9. Mr. Angal sought some time within which the eviction decree may not be executed which will enable the petitioner to move the Supreme Court. Necessary time for the purpose may be granted, but this must be on terms.
10. According the Rule is discharged, Interim stay granted on the date of admissions will continue upto 15th September, 1985, but on or before the said date the petitioner will file an undertaking in this Court to hand over quiet and peaceful possession of the suit plot to the respondent by the extended date as will be fixed by me under this order unless in the meantime he has obtained a stay from the Supreme Court. If undertaking is not filed by the specified date, decree may be executed on or after 16th September, 1985.

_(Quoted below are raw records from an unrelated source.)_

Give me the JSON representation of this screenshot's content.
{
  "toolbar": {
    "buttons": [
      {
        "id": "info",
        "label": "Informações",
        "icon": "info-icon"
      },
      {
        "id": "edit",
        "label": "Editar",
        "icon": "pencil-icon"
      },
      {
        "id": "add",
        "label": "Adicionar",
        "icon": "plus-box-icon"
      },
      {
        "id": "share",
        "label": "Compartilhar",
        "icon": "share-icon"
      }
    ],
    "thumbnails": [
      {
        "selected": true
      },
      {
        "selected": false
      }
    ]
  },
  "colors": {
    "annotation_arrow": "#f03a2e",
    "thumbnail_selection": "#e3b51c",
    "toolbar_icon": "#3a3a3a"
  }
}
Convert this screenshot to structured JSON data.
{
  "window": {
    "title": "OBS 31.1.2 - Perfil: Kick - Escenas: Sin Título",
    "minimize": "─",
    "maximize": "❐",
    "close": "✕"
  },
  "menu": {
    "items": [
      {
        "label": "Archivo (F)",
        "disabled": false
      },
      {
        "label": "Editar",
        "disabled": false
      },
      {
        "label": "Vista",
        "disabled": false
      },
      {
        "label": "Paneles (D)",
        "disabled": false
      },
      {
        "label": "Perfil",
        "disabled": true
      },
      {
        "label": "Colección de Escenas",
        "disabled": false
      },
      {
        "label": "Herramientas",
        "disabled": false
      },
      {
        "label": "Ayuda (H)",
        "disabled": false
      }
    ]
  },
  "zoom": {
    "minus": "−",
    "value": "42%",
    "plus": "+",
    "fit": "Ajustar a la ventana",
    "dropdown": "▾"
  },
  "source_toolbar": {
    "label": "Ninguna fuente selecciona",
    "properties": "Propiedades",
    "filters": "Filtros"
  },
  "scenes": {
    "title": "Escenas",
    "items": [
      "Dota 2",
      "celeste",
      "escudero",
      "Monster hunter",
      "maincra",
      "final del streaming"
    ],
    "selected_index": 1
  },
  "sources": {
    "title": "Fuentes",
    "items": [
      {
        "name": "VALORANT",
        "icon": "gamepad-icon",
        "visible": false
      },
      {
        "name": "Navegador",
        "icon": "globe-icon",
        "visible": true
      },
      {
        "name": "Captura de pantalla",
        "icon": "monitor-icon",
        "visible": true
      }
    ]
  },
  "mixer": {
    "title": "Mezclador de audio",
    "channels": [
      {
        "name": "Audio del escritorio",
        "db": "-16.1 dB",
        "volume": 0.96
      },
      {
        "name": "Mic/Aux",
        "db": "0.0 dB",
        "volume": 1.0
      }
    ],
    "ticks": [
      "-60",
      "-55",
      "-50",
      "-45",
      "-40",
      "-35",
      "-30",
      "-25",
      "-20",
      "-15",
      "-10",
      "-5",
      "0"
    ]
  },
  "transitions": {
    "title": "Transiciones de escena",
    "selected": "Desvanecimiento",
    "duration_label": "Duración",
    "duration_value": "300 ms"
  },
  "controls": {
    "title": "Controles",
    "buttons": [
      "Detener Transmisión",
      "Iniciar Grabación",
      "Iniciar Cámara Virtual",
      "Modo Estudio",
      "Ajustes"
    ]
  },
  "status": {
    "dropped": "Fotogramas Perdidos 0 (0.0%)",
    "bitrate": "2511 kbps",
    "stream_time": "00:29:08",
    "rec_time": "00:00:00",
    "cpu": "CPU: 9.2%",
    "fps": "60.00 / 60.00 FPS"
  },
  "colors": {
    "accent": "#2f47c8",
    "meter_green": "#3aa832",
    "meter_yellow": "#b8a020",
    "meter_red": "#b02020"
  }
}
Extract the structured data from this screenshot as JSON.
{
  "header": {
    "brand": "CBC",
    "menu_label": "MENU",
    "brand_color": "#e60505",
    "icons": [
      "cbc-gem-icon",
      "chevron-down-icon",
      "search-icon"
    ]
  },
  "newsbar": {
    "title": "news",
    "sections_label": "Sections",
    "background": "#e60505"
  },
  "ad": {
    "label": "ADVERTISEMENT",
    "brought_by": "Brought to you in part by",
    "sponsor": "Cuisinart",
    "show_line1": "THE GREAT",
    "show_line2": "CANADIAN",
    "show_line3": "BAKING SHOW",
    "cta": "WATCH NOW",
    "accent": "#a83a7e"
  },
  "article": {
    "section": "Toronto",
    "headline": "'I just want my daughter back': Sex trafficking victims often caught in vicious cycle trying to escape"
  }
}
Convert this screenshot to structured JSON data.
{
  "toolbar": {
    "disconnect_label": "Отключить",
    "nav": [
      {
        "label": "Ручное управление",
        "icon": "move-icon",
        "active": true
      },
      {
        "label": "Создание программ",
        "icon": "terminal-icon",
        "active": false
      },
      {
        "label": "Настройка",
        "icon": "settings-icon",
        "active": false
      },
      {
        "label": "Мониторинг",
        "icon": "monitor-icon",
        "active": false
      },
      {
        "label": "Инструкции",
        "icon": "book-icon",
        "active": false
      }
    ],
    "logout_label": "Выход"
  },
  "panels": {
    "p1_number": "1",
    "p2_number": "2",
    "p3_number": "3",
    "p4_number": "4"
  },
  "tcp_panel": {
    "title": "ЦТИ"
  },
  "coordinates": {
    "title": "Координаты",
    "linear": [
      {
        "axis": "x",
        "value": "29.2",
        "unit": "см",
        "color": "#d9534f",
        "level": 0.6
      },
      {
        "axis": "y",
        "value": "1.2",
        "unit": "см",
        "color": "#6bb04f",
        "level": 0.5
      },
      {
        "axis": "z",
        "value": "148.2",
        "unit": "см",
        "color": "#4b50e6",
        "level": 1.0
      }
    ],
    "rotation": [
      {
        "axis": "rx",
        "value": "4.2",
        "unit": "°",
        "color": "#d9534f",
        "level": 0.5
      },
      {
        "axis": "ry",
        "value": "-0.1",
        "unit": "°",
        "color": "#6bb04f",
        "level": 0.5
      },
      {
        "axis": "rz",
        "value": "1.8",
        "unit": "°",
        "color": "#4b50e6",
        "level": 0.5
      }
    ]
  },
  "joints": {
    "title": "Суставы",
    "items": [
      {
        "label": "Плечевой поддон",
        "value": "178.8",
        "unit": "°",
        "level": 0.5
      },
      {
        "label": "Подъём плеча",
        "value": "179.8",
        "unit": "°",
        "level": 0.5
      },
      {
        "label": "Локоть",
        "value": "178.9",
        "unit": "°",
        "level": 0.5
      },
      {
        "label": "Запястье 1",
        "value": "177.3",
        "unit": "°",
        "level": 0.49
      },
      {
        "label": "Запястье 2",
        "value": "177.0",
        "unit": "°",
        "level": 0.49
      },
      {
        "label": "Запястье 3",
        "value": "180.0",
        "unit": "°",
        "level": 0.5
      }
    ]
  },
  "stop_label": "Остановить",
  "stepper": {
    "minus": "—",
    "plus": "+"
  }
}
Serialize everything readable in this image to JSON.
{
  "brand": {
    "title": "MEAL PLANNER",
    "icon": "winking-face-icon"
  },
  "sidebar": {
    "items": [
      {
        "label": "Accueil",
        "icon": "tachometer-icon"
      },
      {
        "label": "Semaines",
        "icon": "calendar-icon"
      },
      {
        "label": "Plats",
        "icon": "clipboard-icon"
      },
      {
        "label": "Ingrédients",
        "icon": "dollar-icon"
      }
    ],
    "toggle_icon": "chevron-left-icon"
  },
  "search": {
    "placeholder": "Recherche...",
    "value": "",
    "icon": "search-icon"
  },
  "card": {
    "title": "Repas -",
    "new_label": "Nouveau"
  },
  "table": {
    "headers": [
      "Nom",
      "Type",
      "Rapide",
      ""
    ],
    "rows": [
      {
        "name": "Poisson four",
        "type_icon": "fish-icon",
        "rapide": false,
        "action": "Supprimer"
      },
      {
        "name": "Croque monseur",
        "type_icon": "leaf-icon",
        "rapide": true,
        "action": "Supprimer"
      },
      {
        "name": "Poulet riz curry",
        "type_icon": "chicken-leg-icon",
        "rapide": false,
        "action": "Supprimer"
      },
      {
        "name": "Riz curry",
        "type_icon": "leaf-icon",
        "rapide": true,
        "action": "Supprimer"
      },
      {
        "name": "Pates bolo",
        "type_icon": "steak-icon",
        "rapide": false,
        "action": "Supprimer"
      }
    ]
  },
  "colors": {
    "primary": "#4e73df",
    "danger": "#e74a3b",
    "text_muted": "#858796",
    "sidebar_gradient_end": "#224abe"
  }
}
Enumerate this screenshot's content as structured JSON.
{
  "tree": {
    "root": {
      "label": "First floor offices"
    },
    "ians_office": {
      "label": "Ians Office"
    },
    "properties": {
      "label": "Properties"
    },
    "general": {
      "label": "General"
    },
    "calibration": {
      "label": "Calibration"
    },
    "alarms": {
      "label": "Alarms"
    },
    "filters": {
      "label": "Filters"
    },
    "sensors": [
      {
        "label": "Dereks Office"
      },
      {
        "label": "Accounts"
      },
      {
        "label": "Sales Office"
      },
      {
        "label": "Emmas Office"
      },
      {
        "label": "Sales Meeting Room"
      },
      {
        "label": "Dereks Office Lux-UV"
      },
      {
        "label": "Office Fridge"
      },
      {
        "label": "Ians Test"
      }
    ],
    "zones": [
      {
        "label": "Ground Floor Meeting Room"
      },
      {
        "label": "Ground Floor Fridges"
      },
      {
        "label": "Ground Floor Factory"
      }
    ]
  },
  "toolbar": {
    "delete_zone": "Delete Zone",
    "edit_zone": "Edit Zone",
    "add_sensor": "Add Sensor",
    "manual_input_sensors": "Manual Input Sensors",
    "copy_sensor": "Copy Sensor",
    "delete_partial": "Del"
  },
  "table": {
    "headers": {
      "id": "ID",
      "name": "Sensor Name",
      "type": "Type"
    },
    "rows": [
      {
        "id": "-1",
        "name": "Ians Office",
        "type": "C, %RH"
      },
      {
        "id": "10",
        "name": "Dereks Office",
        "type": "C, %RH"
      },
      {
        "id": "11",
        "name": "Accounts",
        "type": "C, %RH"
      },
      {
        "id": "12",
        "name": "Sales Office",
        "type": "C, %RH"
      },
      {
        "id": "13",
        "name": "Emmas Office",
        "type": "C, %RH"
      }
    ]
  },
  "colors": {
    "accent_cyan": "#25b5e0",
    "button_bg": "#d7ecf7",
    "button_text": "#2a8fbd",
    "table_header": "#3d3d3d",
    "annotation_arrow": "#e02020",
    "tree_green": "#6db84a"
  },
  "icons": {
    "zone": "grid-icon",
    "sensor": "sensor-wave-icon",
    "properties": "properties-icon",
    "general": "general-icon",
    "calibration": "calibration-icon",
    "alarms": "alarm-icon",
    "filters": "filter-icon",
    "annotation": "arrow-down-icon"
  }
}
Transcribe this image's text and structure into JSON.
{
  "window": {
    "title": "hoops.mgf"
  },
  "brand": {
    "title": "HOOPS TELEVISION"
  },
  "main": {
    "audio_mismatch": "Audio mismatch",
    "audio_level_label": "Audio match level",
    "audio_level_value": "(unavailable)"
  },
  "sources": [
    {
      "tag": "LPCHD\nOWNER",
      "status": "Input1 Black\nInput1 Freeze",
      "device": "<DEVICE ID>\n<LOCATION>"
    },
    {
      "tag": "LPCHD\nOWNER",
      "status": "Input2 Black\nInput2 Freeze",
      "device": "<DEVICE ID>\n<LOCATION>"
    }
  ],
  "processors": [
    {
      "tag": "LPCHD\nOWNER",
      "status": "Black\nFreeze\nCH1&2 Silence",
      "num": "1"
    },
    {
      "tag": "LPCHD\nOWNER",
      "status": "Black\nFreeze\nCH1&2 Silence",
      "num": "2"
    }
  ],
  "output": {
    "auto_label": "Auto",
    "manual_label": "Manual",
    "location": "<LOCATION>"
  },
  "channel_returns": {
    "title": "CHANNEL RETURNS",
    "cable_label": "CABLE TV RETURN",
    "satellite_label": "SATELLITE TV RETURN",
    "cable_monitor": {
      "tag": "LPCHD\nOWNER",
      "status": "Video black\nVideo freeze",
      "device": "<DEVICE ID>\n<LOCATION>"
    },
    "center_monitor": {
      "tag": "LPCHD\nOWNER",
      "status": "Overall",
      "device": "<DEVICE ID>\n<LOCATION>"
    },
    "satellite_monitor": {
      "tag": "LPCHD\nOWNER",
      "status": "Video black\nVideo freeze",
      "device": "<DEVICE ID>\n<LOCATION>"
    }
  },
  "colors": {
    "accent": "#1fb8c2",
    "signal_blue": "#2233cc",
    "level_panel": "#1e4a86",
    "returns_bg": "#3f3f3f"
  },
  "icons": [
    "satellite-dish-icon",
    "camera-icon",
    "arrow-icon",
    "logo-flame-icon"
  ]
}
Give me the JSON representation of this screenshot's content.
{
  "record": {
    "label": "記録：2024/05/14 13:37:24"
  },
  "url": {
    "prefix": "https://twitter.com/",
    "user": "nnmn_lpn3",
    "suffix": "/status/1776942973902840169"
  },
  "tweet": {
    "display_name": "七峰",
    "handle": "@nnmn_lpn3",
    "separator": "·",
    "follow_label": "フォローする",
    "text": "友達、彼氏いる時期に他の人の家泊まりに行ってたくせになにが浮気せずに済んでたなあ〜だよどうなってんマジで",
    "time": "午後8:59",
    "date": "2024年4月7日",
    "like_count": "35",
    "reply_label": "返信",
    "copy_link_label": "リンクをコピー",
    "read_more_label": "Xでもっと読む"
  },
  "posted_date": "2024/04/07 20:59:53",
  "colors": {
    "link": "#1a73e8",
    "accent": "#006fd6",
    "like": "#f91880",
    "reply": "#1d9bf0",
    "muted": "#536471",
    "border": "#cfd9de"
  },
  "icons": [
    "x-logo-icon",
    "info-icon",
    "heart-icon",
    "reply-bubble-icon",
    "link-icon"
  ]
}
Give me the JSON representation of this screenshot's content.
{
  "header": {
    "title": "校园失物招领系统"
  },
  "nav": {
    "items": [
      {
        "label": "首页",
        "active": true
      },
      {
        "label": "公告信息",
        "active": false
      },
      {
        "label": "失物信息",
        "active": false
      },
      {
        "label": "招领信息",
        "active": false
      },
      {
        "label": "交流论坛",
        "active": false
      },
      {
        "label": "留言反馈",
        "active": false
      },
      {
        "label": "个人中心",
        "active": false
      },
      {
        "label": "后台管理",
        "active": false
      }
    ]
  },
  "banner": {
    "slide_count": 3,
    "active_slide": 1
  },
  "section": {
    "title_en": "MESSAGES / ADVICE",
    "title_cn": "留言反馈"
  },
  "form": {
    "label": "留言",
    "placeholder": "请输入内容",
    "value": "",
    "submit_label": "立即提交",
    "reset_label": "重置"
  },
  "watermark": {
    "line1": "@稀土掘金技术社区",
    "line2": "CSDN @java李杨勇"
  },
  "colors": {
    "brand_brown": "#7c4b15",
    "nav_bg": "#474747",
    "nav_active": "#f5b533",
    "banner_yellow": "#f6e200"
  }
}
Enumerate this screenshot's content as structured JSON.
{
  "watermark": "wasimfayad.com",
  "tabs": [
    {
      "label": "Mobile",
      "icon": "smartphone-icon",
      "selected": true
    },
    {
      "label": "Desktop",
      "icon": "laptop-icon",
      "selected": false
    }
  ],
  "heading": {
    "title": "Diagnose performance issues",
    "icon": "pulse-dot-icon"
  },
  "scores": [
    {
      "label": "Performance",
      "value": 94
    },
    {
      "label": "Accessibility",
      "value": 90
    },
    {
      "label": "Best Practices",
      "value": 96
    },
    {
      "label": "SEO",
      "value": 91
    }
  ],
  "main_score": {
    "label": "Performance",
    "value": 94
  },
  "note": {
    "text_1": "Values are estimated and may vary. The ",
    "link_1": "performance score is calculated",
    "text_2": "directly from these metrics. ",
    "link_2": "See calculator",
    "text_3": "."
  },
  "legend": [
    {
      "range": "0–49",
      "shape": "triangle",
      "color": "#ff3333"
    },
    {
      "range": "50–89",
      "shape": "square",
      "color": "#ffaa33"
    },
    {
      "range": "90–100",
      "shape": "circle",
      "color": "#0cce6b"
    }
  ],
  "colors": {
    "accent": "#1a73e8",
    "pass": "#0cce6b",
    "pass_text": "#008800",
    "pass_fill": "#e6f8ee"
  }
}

11. If necessary undertaking is filed in this Court by specified date then eviction decree is not to be executed upto 15th November, 1985. This is more than ample time for the petitioner to move the Supreme Court and obtain necessary orders. Undertaking must also be to the effect that an amount equivalent to rent will be paid to the respondent by the petitioner for the period. Mr. Thacker, learned Counsel for the respondent, states that the petitioners has paid (or deposited) necessary amount from 1st September, 1979 to 31st August, 1985. The amount for each month after August 1985 should be paid or deposited on or before the 10th day of the following month. Respondent permitted to withdraw the amount deposited.
12. Petitioner will also pay to the respondent costs of the petition on the usual scale.